Suddenly, if I could follow the migratory path of alewives from my living room, I could put aside the map I carried in my mind painted not in the topography of mountains and rivers but in blotches of red and orange, signifying COVID-19 hotspots around the world. If I could wake before dawn to call a scientist in Sweden to ask them what it feels like to swim with a whale shark, then I could forget that in the past year I have rarely left my county and that all my adventures have been with two young children in tow. If I could write a great story about how a high tide and a tall wave might cut through the dunes of a beach and connect ocean to bay, then it didn’t matter that in more ways than one—no matter what I did or wanted—I was still a stay-at-home mom.
Since the pandemic began, my 6-year-old son, Toby, would sometimes come into my room while I was working. He couldn’t fall asleep, or he needed a snack, or he was restless because he sensed something was terribly wrong in the world. When he asked questions about what I was doing, I’d take my time responding. For a moment, I would let him watch me studying a book or listening to a recording of an interview—a mother caught in the act of writing an article. Sometimes I would invite him to listen to what I’d written, to see pictures of what I was trying to put into words. I didn’t ask him what he thought of all of this. Instead, I cherished the intimacy that had developed from us being together so often.
I’m only now beginning to sense the way parenting during the pandemic intertwined the lives of my children with the stories I told as a journalist. That as I worked away in the hours they slept or watched television, when I returned to them it was as if with feathers falling from my clothes, the mud of discovery beneath my fingernails, my shoes wet from exploring. “Let’s go,” I’d say, suddenly eager to take them down to the river not far from our house. Once there, I’d let them go off the trail, through the brambles, only stopping when we reached the slick rocks where crayfish hide. We didn’t have to talk about the news on the radio unless they wanted to.
When the pandemic started, I hadn’t realized that in contemplating the natural world, we would find such solace. And the adventures I’d sought for myself, I’d also sought for them.
Rachel Sturges ’02 is working on a collection of essays called Backyard Studies.

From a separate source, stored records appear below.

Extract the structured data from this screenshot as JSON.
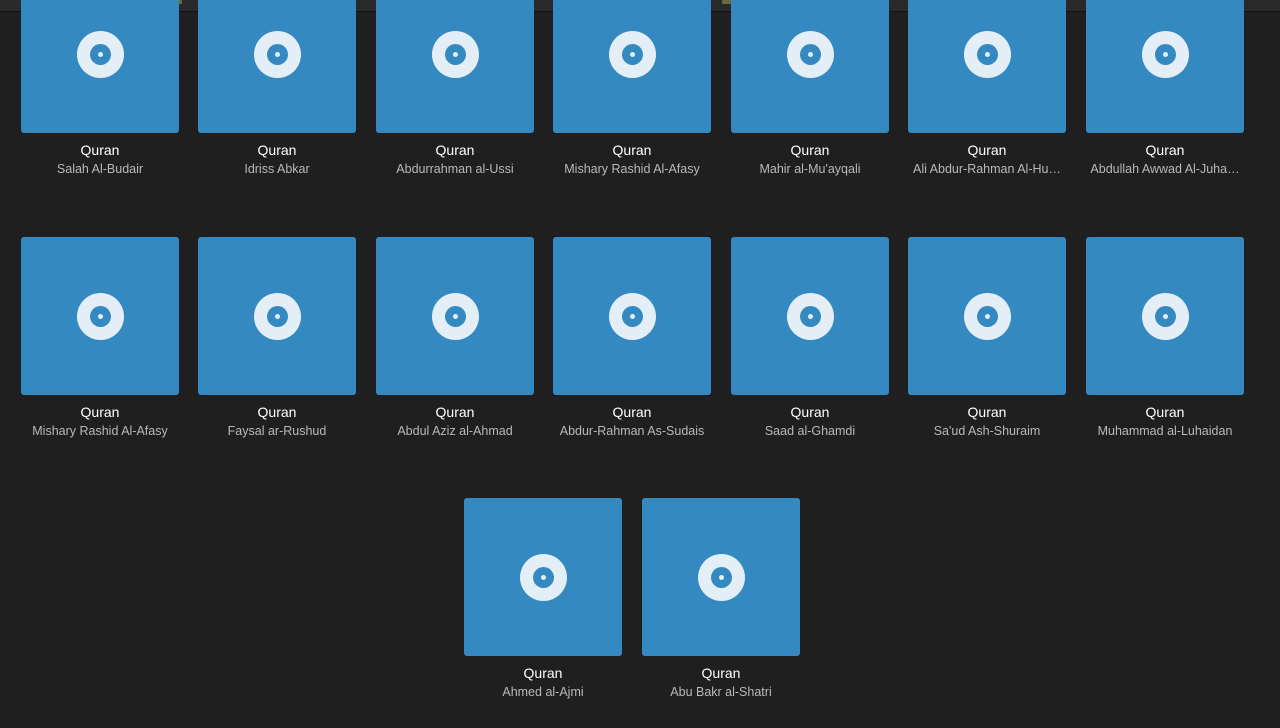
{
  "albums": [
    {
      "title": "Quran",
      "artist": "Salah Al-Budair"
    },
    {
      "title": "Quran",
      "artist": "Idriss Abkar"
    },
    {
      "title": "Quran",
      "artist": "Abdurrahman al-Ussi"
    },
    {
      "title": "Quran",
      "artist": "Mishary Rashid Al-Afasy"
    },
    {
      "title": "Quran",
      "artist": "Mahir al-Mu'ayqali"
    },
    {
      "title": "Quran",
      "artist": "Ali Abdur-Rahman Al-Hu…"
    },
    {
      "title": "Quran",
      "artist": "Abdullah Awwad Al-Juha…"
    },
    {
      "title": "Quran",
      "artist": "Mishary Rashid Al-Afasy"
    },
    {
      "title": "Quran",
      "artist": "Faysal ar-Rushud"
    },
    {
      "title": "Quran",
      "artist": "Abdul Aziz al-Ahmad"
    },
    {
      "title": "Quran",
      "artist": "Abdur-Rahman As-Sudais"
    },
    {
      "title": "Quran",
      "artist": "Saad al-Ghamdi"
    },
    {
      "title": "Quran",
      "artist": "Sa'ud Ash-Shuraim"
    },
    {
      "title": "Quran",
      "artist": "Muhammad al-Luhaidan"
    },
    {
      "title": "Quran",
      "artist": "Ahmed al-Ajmi"
    },
    {
      "title": "Quran",
      "artist": "Abu Bakr al-Shatri"
    }
  ],
  "colors": {
    "background": "#1f1f1f",
    "cover": "#3489c0",
    "disc": "#e4eef6",
    "title_text": "#ffffff",
    "artist_text": "#b9b9b9"
  },
  "cover_icon": "disc-icon"
}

She lives in Canton, New York.
This story appears in the Summer 2021 issue of the Smith Alumnae Quarterly.
Read More Smart Ideas for a Post-Pandemic World
Education Policy: Lisa Daniels ’12, ‘We Need More Civic-Minded People to Step Up’
Retail: Melissa Noonan ’96, ‘The Centers of Commerce Suddenly Shifted’
Nature: Simran Sethi ’92, ‘The Health of Our Population Depends on the Health of the World’